The first area guests will see upon entering the land is described as an “exotic marketplace,” one filled with low, circular buildings. Merchants here will sell all sorts of merchandise, including those that hail from the galaxy’s black market (since Star Wars Land is set right smack dab in the middle of the sequel trilogy, might this include lightsabers from all those still-fallen Jedi Knights and Sith Lords?).
After this introductory section comes the corner of the land dominated by the First Order (a spaceport) and another by the Resistance (an “ancient forest compound”). No further mini-areas were mentioned, but it’s still possible that a few side streets can branch off from these main thoroughfares, again in a Diagon Alley fashion. Populating the streets will be aliens, droids, and beasts – picture Mos Eisley from Episode IV: A New Hope, and you’ll have a good idea of what the Imagineers are going for. Oh, yeah – there’s also going to be several familiar faces from the films (and, presumably, television shows), although Disney isn’t mentioning any names beyond the already-announced Chewbacca.

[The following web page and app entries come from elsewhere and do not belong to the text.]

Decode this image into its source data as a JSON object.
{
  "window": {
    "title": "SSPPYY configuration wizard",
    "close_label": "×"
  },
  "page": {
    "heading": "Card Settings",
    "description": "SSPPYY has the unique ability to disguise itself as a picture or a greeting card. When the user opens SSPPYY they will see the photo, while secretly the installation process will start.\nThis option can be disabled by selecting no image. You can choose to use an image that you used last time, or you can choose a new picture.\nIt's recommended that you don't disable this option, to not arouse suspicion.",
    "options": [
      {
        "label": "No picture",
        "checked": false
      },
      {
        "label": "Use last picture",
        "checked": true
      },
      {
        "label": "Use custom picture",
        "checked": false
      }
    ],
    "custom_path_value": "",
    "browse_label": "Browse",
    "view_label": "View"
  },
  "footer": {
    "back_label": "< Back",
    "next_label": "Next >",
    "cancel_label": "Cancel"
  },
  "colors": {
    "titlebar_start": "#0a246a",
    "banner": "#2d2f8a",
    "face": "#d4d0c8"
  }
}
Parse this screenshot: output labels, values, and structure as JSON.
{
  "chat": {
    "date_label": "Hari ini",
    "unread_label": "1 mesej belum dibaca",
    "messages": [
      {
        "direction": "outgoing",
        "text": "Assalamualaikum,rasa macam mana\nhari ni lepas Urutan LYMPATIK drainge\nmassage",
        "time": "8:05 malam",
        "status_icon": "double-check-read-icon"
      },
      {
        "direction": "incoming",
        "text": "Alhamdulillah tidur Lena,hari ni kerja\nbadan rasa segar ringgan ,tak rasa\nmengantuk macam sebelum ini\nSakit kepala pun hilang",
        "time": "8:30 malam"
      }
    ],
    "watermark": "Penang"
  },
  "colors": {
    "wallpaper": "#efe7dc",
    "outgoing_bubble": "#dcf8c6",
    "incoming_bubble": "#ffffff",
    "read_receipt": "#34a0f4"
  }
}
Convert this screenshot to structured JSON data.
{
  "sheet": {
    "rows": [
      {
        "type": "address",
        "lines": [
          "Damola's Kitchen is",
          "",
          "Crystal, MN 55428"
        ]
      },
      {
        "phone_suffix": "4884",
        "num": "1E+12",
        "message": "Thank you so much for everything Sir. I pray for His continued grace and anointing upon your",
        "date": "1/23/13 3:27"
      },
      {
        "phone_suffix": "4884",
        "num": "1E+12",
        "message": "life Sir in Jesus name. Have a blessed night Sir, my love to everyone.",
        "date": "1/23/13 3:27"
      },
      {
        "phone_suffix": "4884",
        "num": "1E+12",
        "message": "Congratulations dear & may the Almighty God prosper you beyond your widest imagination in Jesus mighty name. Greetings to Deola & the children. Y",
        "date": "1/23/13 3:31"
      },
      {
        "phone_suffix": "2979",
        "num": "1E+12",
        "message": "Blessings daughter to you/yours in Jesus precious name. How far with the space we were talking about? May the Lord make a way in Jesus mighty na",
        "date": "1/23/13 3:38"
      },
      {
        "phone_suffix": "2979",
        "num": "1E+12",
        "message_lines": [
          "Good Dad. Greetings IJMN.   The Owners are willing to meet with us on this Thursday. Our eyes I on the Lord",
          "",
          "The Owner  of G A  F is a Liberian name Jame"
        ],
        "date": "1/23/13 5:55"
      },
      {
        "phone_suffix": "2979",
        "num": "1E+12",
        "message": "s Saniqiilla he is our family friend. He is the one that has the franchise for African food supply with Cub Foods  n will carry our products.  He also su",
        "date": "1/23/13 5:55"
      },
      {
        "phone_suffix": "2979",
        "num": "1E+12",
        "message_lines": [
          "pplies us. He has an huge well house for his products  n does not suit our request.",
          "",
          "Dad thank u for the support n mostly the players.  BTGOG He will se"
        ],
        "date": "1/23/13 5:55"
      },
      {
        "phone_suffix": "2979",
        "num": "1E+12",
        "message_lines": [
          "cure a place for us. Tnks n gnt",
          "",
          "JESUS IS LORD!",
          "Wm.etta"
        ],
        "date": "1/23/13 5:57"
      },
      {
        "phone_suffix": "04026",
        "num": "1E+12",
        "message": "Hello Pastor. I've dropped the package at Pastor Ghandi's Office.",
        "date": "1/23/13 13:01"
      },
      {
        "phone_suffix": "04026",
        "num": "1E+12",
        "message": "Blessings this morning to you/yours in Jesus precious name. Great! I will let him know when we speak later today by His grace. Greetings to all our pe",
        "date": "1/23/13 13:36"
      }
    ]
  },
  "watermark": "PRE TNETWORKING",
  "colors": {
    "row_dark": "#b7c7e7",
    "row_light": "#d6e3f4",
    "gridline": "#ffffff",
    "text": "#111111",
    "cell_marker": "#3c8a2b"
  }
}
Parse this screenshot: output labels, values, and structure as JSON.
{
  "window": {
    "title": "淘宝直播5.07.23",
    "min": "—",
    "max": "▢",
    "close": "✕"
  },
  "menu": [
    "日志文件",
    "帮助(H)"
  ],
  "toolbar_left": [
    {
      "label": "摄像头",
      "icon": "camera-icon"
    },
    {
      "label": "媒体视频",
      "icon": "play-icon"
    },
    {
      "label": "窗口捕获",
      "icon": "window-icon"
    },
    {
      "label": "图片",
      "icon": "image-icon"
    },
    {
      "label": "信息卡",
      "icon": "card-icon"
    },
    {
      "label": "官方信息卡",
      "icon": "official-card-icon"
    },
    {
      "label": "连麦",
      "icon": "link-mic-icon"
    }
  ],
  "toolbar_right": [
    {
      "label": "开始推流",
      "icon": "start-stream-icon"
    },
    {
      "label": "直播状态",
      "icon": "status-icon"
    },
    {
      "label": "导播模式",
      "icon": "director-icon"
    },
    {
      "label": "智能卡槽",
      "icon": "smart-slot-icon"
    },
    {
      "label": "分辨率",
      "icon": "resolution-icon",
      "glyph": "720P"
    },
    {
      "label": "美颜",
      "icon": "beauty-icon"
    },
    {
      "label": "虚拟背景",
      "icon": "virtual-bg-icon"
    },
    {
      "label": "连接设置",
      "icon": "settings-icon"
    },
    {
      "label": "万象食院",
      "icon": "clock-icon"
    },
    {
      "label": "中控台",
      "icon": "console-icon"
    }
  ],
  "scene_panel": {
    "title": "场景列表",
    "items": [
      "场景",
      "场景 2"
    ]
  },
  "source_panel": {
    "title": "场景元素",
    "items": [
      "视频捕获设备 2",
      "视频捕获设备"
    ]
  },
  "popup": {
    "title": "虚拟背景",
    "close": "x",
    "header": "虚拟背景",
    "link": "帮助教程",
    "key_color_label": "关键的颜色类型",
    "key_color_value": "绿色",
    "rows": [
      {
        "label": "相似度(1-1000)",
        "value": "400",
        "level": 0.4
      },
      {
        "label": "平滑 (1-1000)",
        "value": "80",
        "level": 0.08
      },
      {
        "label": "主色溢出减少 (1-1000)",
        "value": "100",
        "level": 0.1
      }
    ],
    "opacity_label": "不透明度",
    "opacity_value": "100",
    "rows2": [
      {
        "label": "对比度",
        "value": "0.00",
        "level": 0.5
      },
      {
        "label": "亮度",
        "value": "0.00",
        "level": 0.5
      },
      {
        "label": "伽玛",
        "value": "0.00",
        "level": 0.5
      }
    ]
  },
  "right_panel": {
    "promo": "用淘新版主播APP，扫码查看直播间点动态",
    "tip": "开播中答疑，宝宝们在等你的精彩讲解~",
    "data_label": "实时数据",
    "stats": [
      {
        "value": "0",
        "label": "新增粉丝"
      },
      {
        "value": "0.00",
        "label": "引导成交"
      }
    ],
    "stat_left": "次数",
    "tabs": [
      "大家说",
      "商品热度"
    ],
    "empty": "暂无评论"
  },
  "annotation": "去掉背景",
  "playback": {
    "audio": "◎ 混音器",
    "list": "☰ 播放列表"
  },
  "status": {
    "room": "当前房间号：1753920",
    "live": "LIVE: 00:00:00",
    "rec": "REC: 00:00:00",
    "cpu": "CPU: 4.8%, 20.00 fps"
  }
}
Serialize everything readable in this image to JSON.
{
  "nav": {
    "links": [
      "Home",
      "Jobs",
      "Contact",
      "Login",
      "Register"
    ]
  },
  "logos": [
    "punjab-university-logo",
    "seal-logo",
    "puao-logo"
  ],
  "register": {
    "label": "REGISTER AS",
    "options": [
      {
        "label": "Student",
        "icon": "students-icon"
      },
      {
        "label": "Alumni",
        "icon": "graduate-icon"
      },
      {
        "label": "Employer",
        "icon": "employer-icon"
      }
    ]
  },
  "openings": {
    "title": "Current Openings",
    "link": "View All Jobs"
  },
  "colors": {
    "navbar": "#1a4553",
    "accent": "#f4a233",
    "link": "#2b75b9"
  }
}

We have known for the past two years that Star Wars Land, just like Pandora, will be home to two major attractions – a ride aboard the legendary Millennium Falcon and a deployment in some sort of “epic battle” between General Leia Organa’s Resistance and Supreme Leader Snoke’s neo-Imperials.
Now we have a few more details that we can insert on these (very) bare bones. For the latter, expect to see references not only to 2015’s Episode VII: The Force Awakens, but also this year’s Episode VIII: The Last Jedi and, even, 2019’s still-untitled Episode IX, which is currently scheduled to release in May – right around the same time Star Wars Land will presumably throw open its doors (er, doorway). “We’re looking at this,” Scott Trowbridge, the head Imagineer on the project, told Bloomberg, “through the lenses of an audience that’s arriving in 2019 and what they know.” Our guess is that the huge, climactic clash between the light and dark sides that ends Episode IX – exactly how the original trilogy ended back in 1983 – will be the conflict that is represented in the ride. If true, expect something truly epic, indeed.
As for the Falcon ride, Trowbridge and his cohorts at Celebration Orlando revealed that guests would not only pilot the famous vessel, but that they would also have their friends and family members double as their flight crew. We can now add to this what the ride vehicle itself will be: the ship’s actual cockpit, which passengers will actually sit in and see the ride footage through. You’ll start in a docking bay, be expected to lead the Falcon through takeoff, and then go off on some sort of mission or another against the First Order – one that you can absolutely botch, as also previously noted a few days ago. Said Trowbridge: “Ultimately, we’re in the fun business. People have to laugh and scream. It’s okay to hit things.”
It’s unknown whether Star Wars Land’s cantina will be table- or counter-service, or whether it’ll represent the area’s flagship eatery, but we do know that it’ll be stocked with some rather impressive scenery – call it the next generation of Universal’s Three Broomsticks or Disney’s own Be Our Guest. (Last weekend, concept art of a podracer engine being used to cook patrons’ meals was revealed. The cantina seems to be a perfect fit for this little bit of showmanship.)
Bloomberg only had one tidbit to offer on the restaurant front, but it’s more than enough to get us salivating. An alien cook, who is described as having a large fish head, will be present, he will be an audio-animatronic figure, and he will factor into the venue’s atmosphere and immersion – just as the titular hog head in the Hog’s Head Pub in Hogsmeade will come to life when customers tip the bartender, this alien will perform some special feat when diners request the special.
We can’t wait to find out what it is – or, for that matter, what the whole rest of the experience will entail.